became his patron and to whom the first volume of
his book, African Scenery, was dedicated.
On this expedition, Daniell sketched the people
and natural history that he found around the Orange
(Gariep) River in what is now the Northern Cape.
his return to England, with the assistance of his
brother William and uncle Thomas Daniell, he used
these sketches to produce thirty watercolours for
his magnificent folio, African Scenery and Animals -
one of the great plate books of the 19th century.
Daniell’s ability to observe people and animals has
seldom been equalled in the history of southern
Daniell stayed for a period of about three
months in the regions of the Orange River in what is
Occasionally he inscribed his drawings with the
identity of the subject, for other drawings it is
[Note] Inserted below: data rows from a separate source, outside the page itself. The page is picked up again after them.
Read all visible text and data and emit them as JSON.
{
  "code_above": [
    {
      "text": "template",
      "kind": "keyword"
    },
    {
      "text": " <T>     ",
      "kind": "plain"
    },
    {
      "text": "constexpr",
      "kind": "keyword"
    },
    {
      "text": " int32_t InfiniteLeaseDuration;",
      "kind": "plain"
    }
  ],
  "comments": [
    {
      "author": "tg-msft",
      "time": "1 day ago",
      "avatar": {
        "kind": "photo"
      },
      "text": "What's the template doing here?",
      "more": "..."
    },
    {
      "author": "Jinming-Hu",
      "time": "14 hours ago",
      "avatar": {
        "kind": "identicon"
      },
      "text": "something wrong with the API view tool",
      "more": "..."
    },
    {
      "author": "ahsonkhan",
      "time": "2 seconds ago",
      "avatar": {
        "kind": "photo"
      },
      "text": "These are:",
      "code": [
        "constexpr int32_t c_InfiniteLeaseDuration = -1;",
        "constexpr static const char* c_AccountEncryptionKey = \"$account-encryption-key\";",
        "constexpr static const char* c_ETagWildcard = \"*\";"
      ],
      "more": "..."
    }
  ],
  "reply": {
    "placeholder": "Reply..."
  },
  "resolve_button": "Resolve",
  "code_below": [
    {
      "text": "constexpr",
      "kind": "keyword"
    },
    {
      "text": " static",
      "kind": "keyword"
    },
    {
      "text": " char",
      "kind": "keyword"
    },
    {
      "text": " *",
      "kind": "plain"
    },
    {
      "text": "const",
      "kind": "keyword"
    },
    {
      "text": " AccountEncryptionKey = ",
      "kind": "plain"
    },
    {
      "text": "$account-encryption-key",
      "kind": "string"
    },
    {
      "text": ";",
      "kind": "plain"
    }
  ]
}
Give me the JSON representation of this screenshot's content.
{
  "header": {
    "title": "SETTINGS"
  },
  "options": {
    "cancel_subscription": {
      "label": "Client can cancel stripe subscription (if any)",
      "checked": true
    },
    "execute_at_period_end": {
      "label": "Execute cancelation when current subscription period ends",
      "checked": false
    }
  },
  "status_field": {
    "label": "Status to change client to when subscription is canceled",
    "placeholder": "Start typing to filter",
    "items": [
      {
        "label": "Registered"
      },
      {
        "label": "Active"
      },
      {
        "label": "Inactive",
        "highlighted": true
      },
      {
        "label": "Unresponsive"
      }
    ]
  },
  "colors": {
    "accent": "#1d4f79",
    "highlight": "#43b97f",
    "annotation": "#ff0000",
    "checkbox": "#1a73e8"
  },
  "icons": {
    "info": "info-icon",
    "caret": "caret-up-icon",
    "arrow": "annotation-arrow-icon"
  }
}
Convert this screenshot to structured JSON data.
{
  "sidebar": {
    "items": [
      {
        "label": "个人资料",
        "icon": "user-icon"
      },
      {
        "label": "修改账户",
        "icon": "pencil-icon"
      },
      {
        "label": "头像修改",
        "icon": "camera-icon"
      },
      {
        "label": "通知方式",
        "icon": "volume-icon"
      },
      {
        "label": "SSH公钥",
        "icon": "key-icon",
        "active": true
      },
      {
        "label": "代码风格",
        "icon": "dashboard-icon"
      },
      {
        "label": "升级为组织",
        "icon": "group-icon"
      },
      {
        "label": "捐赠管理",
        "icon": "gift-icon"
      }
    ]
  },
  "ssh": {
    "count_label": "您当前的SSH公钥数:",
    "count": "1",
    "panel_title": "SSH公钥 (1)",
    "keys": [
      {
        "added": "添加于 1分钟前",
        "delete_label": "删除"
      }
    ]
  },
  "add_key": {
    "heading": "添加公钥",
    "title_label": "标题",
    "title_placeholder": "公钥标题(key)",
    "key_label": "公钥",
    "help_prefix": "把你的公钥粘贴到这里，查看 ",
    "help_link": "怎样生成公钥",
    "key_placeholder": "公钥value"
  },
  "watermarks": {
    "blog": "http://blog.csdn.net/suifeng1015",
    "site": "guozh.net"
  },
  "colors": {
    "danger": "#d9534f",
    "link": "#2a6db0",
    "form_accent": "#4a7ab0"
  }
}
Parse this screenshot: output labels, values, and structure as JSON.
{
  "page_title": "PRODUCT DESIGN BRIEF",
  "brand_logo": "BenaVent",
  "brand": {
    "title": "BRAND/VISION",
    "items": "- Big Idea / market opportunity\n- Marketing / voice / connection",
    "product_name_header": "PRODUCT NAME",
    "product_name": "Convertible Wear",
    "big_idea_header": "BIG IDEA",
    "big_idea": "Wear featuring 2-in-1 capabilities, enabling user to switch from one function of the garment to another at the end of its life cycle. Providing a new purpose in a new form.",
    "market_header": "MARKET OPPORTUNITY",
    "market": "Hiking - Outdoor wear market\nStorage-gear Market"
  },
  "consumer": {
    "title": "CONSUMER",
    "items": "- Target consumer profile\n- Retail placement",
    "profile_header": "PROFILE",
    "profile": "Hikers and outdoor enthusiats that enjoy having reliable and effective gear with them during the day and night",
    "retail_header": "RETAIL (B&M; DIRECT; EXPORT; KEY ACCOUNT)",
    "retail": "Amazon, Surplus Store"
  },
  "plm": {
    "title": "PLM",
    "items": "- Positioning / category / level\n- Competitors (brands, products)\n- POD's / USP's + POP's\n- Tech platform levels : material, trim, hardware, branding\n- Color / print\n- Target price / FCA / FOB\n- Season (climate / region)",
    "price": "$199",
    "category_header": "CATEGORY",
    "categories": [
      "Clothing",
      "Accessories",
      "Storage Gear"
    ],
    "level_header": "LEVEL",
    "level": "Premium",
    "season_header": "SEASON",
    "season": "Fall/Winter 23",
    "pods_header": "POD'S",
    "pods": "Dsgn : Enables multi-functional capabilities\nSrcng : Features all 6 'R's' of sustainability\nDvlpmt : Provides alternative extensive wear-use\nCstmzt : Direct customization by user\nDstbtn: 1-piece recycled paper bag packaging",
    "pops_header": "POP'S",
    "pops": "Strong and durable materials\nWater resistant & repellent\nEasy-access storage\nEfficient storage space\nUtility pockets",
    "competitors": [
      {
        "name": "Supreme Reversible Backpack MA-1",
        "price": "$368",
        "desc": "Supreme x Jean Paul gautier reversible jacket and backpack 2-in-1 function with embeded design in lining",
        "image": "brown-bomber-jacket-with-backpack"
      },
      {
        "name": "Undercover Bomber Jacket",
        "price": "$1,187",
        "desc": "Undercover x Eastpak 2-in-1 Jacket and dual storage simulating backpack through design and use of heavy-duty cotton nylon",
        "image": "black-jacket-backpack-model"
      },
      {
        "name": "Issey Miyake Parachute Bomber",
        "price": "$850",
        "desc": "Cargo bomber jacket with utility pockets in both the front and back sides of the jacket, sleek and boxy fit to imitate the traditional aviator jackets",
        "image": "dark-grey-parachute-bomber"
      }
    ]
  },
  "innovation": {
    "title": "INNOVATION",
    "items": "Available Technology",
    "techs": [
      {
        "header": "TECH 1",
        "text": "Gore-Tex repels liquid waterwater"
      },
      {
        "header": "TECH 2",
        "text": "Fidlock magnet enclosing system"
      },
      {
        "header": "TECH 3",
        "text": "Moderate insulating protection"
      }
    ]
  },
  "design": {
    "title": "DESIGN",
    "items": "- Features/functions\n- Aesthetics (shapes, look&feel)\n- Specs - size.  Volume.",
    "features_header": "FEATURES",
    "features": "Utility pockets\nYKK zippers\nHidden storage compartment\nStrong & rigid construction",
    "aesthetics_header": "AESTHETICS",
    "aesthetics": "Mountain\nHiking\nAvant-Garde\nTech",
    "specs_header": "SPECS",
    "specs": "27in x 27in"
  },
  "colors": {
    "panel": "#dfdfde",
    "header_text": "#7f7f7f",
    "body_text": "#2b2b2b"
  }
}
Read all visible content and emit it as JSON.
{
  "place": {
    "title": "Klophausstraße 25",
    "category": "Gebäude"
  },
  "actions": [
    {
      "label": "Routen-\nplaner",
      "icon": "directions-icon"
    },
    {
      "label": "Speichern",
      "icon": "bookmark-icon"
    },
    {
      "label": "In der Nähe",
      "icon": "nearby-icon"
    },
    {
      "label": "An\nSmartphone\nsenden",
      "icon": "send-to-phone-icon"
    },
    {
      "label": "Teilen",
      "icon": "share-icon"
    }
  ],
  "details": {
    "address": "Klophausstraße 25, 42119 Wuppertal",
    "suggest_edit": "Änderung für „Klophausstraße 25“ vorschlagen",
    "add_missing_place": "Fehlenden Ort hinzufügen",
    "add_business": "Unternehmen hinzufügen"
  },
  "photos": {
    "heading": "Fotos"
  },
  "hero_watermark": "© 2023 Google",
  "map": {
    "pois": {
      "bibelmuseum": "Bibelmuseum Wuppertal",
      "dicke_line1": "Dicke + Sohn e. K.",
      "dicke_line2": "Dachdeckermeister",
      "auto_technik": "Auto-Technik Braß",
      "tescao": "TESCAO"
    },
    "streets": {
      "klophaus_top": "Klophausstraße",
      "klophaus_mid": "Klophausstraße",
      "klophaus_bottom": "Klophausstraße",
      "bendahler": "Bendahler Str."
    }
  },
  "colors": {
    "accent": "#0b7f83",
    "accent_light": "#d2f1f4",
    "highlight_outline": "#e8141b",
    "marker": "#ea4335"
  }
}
usually possible to identify Tswana, Xhosa or
Khoisan subjects by their dress or surroundings.
Daniell and the expedition first
encountered Korana people (an offshoot of
the Khoisan chiefdoms) on 4 November 1801
when they assisted the expedition in
crossing the Orange River. Three days later
they met with another group of Korana people
who had also halted for refreshment.
occasion, Somerville described the
characteristics of the people in detail in
his journal. This 'party consisted of the
whole family of every age together with
their cattle, sheep, houses and arms.'
There are many other references of meeting with
Korana people in the journals of the expedition .
According to the various accounts of the Somerville
expedition, their interactions with Korana people
are generally very warm and respectful, and there is
no sense of hostility.
In Somerville's own journal
he repeatedly remarks on the helpfulness and honesty
of the people. For instance, on one occasion on the
banks of the Orange river, the 'Koras living there
who as usual brought milk and offered their
assistance in crossing the river, to help our cattle
and sheep over.'
In another instance, 'some Kora
[arrived] bringing with them four cattle that had
escaped from our herd. This was another ... example
of the strict fidelity of the natives and was
Daniell describes the differences and
similarities between different clans and tribal
groups in a caption to one of his prints:
|"Among the various tribes of the Hottentot race
the Korahs, who dwell along the banks of the Orange
River, have attained the highest degree of
civilisation. Their circular huts are constructed
with more care and regularity, and the mats with
which they are covered are more firmly and neatly
made, than what are found among other tribes.
possess also a greater number and variety of
utensils for domestic use; their vessels are
sometimes made of clay baked in the sun, of wood
hollowed out, and of gourds. Their clothing is not
much different from the others, but their persons
are more cleanly, owing probably to the abundance of
water with which the Orange River is at all seasons,
and more especially in summer.
Their animals consist
of horned cattle, sheep, goats, and dogs. They have
no kind of carriages, but, on their removal from
place to place, their mats, their household
furniture and utensils, are packed on oxen which, in
addition, usually carry the women and children."